*What is needed*
Go through the data below and copy it exactly, skipping every picture.

[Interface dataset entries]
*** Begin section ***

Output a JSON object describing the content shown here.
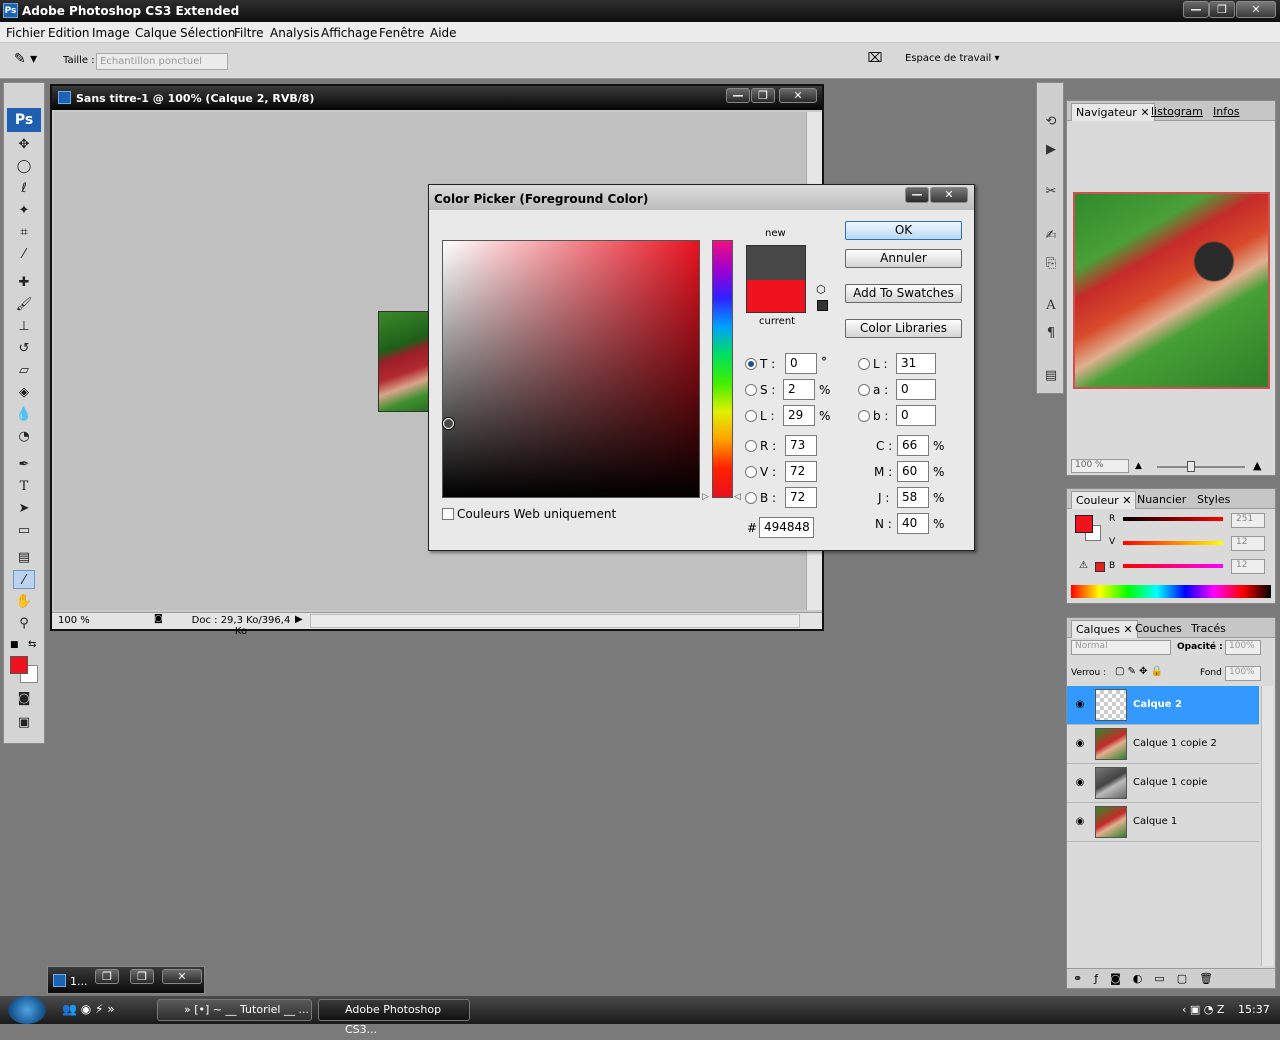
{
  "app": {
    "title": "Adobe Photoshop CS3 Extended",
    "logo": "Ps"
  },
  "window_controls": {
    "minimize": "—",
    "maximize": "❐",
    "close": "✕"
  },
  "menu": [
    "Fichier",
    "Edition",
    "Image",
    "Calque",
    "Sélection",
    "Filtre",
    "Analysis",
    "Affichage",
    "Fenêtre",
    "Aide"
  ],
  "options": {
    "size_label": "Taille :",
    "size_value": "Echantillon ponctuel",
    "workspace": "Espace de travail"
  },
  "toolbox": {
    "ps": "Ps"
  },
  "document": {
    "title": "Sans titre-1 @ 100% (Calque 2, RVB/8)",
    "zoom": "100 %",
    "doc_info": "Doc : 29,3 Ko/396,4 Ko"
  },
  "dialog": {
    "title": "Color Picker (Foreground Color)",
    "new_label": "new",
    "current_label": "current",
    "buttons": {
      "ok": "OK",
      "cancel": "Annuler",
      "add_swatches": "Add To Swatches",
      "libraries": "Color Libraries"
    },
    "hsb": {
      "h_label": "T :",
      "h": "0",
      "h_unit": "°",
      "s_label": "S :",
      "s": "2",
      "s_unit": "%",
      "l_label": "L :",
      "l": "29",
      "l_unit": "%"
    },
    "rgb": {
      "r_label": "R :",
      "r": "73",
      "g_label": "V :",
      "g": "72",
      "b_label": "B :",
      "b": "72"
    },
    "lab": {
      "l_label": "L :",
      "l": "31",
      "a_label": "a :",
      "a": "0",
      "b_label": "b :",
      "b": "0"
    },
    "cmyk": {
      "c_label": "C :",
      "c": "66",
      "m_label": "M :",
      "m": "60",
      "y_label": "J :",
      "y": "58",
      "k_label": "N :",
      "k": "40",
      "unit": "%"
    },
    "hex_label": "#",
    "hex": "494848",
    "web_only": "Couleurs Web uniquement",
    "new_color": "#494848",
    "current_color": "#ef1320"
  },
  "navigator": {
    "tabs": [
      "Navigateur",
      "listogram",
      "Infos"
    ],
    "zoom": "100 %"
  },
  "color_panel": {
    "tabs": [
      "Couleur",
      "Nuancier",
      "Styles"
    ],
    "r_label": "R",
    "r": "251",
    "g_label": "V",
    "g": "12",
    "b_label": "B",
    "b": "12"
  },
  "layers_panel": {
    "tabs": [
      "Calques",
      "Couches",
      "Tracés"
    ],
    "blend": "Normal",
    "opacity_label": "Opacité :",
    "opacity": "100%",
    "lock_label": "Verrou :",
    "fill_label": "Fond :",
    "fill": "100%",
    "layers": [
      {
        "name": "Calque 2",
        "selected": true
      },
      {
        "name": "Calque 1 copie 2",
        "selected": false
      },
      {
        "name": "Calque 1 copie",
        "selected": false
      },
      {
        "name": "Calque 1",
        "selected": false
      }
    ]
  },
  "minimized_doc": {
    "label": "1..."
  },
  "taskbar": {
    "firefox_task": "» [•] ~ __ Tutoriel __ ...",
    "ps_task": "Adobe Photoshop CS3...",
    "clock": "15:37"
  },
  "colors": {
    "foreground": "#ef1320",
    "selection_blue": "#3399ff"
  }
}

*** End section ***

*Answer to this exercise*
Output a JSON object describing the content shown here.
{
  "app": {
    "title": "Adobe Photoshop CS3 Extended",
    "logo": "Ps"
  },
  "window_controls": {
    "minimize": "—",
    "maximize": "❐",
    "close": "✕"
  },
  "menu": [
    "Fichier",
    "Edition",
    "Image",
    "Calque",
    "Sélection",
    "Filtre",
    "Analysis",
    "Affichage",
    "Fenêtre",
    "Aide"
  ],
  "options": {
    "size_label": "Taille :",
    "size_value": "Echantillon ponctuel",
    "workspace": "Espace de travail"
  },
  "toolbox": {
    "ps": "Ps"
  },
  "document": {
    "title": "Sans titre-1 @ 100% (Calque 2, RVB/8)",
    "zoom": "100 %",
    "doc_info": "Doc : 29,3 Ko/396,4 Ko"
  },
  "dialog": {
    "title": "Color Picker (Foreground Color)",
    "new_label": "new",
    "current_label": "current",
    "buttons": {
      "ok": "OK",
      "cancel": "Annuler",
      "add_swatches": "Add To Swatches",
      "libraries": "Color Libraries"
    },
    "hsb": {
      "h_label": "T :",
      "h": "0",
      "h_unit": "°",
      "s_label": "S :",
      "s": "2",
      "s_unit": "%",
      "l_label": "L :",
      "l": "29",
      "l_unit": "%"
    },
    "rgb": {
      "r_label": "R :",
      "r": "73",
      "g_label": "V :",
      "g": "72",
      "b_label": "B :",
      "b": "72"
    },
    "lab": {
      "l_label": "L :",
      "l": "31",
      "a_label": "a :",
      "a": "0",
      "b_label": "b :",
      "b": "0"
    },
    "cmyk": {
      "c_label": "C :",
      "c": "66",
      "m_label": "M :",
      "m": "60",
      "y_label": "J :",
      "y": "58",
      "k_label": "N :",
      "k": "40",
      "unit": "%"
    },
    "hex_label": "#",
    "hex": "494848",
    "web_only": "Couleurs Web uniquement",
    "new_color": "#494848",
    "current_color": "#ef1320"
  },
  "navigator": {
    "tabs": [
      "Navigateur",
      "listogram",
      "Infos"
    ],
    "zoom": "100 %"
  },
  "color_panel": {
    "tabs": [
      "Couleur",
      "Nuancier",
      "Styles"
    ],
    "r_label": "R",
    "r": "251",
    "g_label": "V",
    "g": "12",
    "b_label": "B",
    "b": "12"
  },
  "layers_panel": {
    "tabs": [
      "Calques",
      "Couches",
      "Tracés"
    ],
    "blend": "Normal",
    "opacity_label": "Opacité :",
    "opacity": "100%",
    "lock_label": "Verrou :",
    "fill_label": "Fond :",
    "fill": "100%",
    "layers": [
      {
        "name": "Calque 2",
        "selected": true
      },
      {
        "name": "Calque 1 copie 2",
        "selected": false
      },
      {
        "name": "Calque 1 copie",
        "selected": false
      },
      {
        "name": "Calque 1",
        "selected": false
      }
    ]
  },
  "minimized_doc": {
    "label": "1..."
  },
  "taskbar": {
    "firefox_task": "» [•] ~ __ Tutoriel __ ...",
    "ps_task": "Adobe Photoshop CS3...",
    "clock": "15:37"
  },
  "colors": {
    "foreground": "#ef1320",
    "selection_blue": "#3399ff"
  }
}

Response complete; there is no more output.